**GOAL OF THE EXERCISE:** Pick out and copy every line below that has the word "Tribes".

═══ INPUT ═══

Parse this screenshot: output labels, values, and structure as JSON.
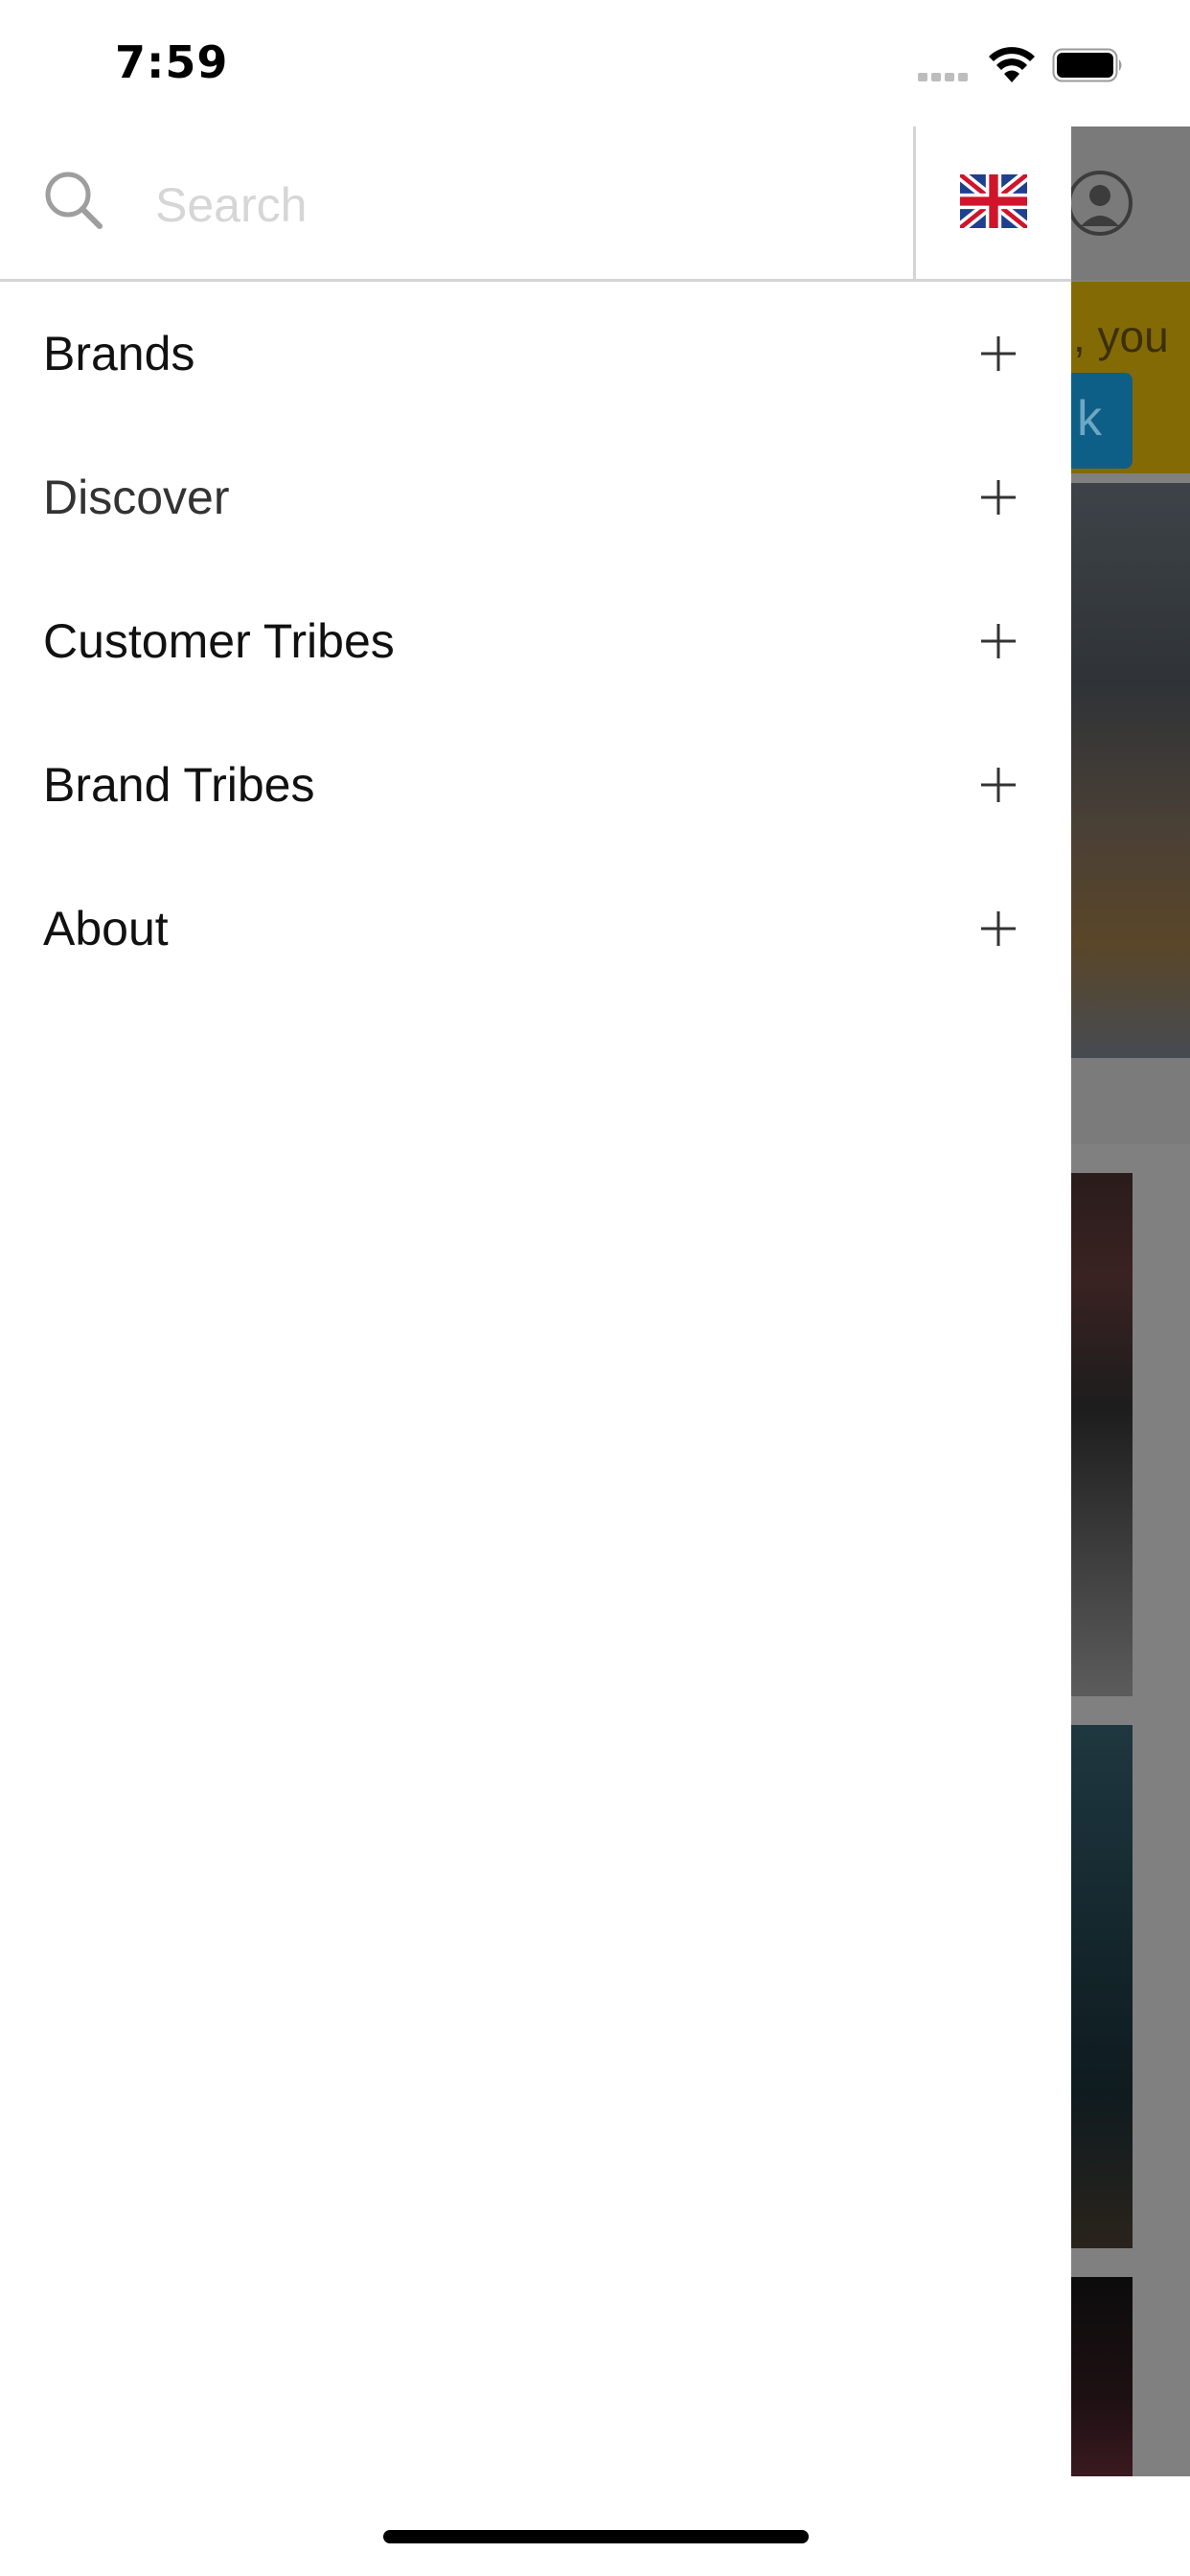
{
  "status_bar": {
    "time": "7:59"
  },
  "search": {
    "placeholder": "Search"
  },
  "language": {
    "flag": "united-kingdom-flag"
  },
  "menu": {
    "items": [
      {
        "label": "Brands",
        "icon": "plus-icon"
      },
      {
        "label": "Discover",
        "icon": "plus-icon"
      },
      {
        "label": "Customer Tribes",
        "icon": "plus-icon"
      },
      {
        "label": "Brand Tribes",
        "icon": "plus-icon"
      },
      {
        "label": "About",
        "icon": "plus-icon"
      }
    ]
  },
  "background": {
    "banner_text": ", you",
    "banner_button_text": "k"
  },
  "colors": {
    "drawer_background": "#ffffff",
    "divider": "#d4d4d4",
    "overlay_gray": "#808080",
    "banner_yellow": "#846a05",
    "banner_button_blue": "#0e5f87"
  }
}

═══

**RESULT FOR THIS TASK:**
        "label": "Customer Tribes",
        "label": "Brand Tribes",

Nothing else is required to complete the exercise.